══ Data extracts

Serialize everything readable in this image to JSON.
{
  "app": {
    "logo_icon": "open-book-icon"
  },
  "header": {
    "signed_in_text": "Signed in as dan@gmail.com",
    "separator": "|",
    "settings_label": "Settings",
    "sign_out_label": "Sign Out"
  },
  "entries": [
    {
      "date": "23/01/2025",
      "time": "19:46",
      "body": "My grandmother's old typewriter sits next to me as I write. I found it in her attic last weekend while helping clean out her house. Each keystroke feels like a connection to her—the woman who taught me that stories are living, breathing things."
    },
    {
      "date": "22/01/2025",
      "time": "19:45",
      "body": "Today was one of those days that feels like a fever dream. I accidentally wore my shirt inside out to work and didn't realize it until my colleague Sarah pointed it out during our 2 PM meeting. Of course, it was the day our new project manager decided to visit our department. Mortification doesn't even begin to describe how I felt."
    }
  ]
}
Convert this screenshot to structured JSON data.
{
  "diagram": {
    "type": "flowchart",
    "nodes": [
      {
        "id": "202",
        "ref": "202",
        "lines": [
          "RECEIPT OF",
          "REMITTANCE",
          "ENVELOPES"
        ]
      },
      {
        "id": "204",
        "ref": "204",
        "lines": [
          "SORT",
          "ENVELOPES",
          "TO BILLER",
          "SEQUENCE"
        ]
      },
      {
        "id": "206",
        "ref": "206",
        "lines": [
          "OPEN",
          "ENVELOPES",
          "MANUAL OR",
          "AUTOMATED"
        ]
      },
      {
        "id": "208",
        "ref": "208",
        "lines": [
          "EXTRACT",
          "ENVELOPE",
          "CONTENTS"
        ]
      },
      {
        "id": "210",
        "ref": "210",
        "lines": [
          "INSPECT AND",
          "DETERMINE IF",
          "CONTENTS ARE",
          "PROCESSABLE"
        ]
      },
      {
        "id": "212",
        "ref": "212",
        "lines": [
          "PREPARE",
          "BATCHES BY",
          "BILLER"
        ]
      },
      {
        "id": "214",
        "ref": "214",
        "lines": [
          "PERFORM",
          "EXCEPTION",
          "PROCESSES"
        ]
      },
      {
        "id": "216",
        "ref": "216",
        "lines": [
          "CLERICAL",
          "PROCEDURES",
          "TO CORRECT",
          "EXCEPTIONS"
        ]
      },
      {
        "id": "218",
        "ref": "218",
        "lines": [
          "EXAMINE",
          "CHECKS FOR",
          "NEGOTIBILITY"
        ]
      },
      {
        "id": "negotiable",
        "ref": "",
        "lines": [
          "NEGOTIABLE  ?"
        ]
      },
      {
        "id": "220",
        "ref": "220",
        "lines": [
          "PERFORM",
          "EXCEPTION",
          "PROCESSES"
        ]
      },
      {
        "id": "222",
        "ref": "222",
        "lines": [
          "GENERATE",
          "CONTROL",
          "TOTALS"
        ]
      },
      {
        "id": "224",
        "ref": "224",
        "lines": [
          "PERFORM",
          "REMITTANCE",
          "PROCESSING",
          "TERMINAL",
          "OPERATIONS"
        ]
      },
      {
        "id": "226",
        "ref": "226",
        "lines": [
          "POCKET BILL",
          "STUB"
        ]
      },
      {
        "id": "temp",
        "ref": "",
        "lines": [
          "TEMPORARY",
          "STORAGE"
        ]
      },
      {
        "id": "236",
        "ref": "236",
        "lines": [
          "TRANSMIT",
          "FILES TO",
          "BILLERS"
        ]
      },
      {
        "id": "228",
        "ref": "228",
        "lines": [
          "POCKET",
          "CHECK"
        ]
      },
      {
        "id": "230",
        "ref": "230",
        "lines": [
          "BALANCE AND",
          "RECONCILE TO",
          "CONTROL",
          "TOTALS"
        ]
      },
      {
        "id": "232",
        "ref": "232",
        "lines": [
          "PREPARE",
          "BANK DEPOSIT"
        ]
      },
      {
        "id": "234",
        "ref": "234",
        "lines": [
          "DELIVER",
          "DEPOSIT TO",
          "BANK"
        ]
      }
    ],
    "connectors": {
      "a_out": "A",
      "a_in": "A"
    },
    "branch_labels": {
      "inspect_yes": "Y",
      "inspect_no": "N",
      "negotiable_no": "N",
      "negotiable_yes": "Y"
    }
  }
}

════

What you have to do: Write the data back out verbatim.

Output of the exercise:
Serialize everything readable in this image to JSON.
{
  "app": {
    "logo_icon": "open-book-icon"
  },
  "header": {
    "signed_in_text": "Signed in as dan@gmail.com",
    "separator": "|",
    "settings_label": "Settings",
    "sign_out_label": "Sign Out"
  },
  "entries": [
    {
      "date": "23/01/2025",
      "time": "19:46",
      "body": "My grandmother's old typewriter sits next to me as I write. I found it in her attic last weekend while helping clean out her house. Each keystroke feels like a connection to her—the woman who taught me that stories are living, breathing things."
    },
    {
      "date": "22/01/2025",
      "time": "19:45",
      "body": "Today was one of those days that feels like a fever dream. I accidentally wore my shirt inside out to work and didn't realize it until my colleague Sarah pointed it out during our 2 PM meeting. Of course, it was the day our new project manager decided to visit our department. Mortification doesn't even begin to describe how I felt."
    }
  ]
}
Convert this screenshot to structured JSON data.
{
  "diagram": {
    "type": "flowchart",
    "nodes": [
      {
        "id": "202",
        "ref": "202",
        "lines": [
          "RECEIPT OF",
          "REMITTANCE",
          "ENVELOPES"
        ]
      },
      {
        "id": "204",
        "ref": "204",
        "lines": [
          "SORT",
          "ENVELOPES",
          "TO BILLER",
          "SEQUENCE"
        ]
      },
      {
        "id": "206",
        "ref": "206",
        "lines": [
          "OPEN",
          "ENVELOPES",
          "MANUAL OR",
          "AUTOMATED"
        ]
      },
      {
        "id": "208",
        "ref": "208",
        "lines": [
          "EXTRACT",
          "ENVELOPE",
          "CONTENTS"
        ]
      },
      {
        "id": "210",
        "ref": "210",
        "lines": [
          "INSPECT AND",
          "DETERMINE IF",
          "CONTENTS ARE",
          "PROCESSABLE"
        ]
      },
      {
        "id": "212",
        "ref": "212",
        "lines": [
          "PREPARE",
          "BATCHES BY",
          "BILLER"
        ]
      },
      {
        "id": "214",
        "ref": "214",
        "lines": [
          "PERFORM",
          "EXCEPTION",
          "PROCESSES"
        ]
      },
      {
        "id": "216",
        "ref": "216",
        "lines": [
          "CLERICAL",
          "PROCEDURES",
          "TO CORRECT",
          "EXCEPTIONS"
        ]
      },
      {
        "id": "218",
        "ref": "218",
        "lines": [
          "EXAMINE",
          "CHECKS FOR",
          "NEGOTIBILITY"
        ]
      },
      {
        "id": "negotiable",
        "ref": "",
        "lines": [
          "NEGOTIABLE  ?"
        ]
      },
      {
        "id": "220",
        "ref": "220",
        "lines": [
          "PERFORM",
          "EXCEPTION",
          "PROCESSES"
        ]
      },
      {
        "id": "222",
        "ref": "222",
        "lines": [
          "GENERATE",
          "CONTROL",
          "TOTALS"
        ]
      },
      {
        "id": "224",
        "ref": "224",
        "lines": [
          "PERFORM",
          "REMITTANCE",
          "PROCESSING",
          "TERMINAL",
          "OPERATIONS"
        ]
      },
      {
        "id": "226",
        "ref": "226",
        "lines": [
          "POCKET BILL",
          "STUB"
        ]
      },
      {
        "id": "temp",
        "ref": "",
        "lines": [
          "TEMPORARY",
          "STORAGE"
        ]
      },
      {
        "id": "236",
        "ref": "236",
        "lines": [
          "TRANSMIT",
          "FILES TO",
          "BILLERS"
        ]
      },
      {
        "id": "228",
        "ref": "228",
        "lines": [
          "POCKET",
          "CHECK"
        ]
      },
      {
        "id": "230",
        "ref": "230",
        "lines": [
          "BALANCE AND",
          "RECONCILE TO",
          "CONTROL",
          "TOTALS"
        ]
      },
      {
        "id": "232",
        "ref": "232",
        "lines": [
          "PREPARE",
          "BANK DEPOSIT"
        ]
      },
      {
        "id": "234",
        "ref": "234",
        "lines": [
          "DELIVER",
          "DEPOSIT TO",
          "BANK"
        ]
      }
    ],
    "connectors": {
      "a_out": "A",
      "a_in": "A"
    },
    "branch_labels": {
      "inspect_yes": "Y",
      "inspect_no": "N",
      "negotiable_no": "N",
      "negotiable_yes": "Y"
    }
  }
}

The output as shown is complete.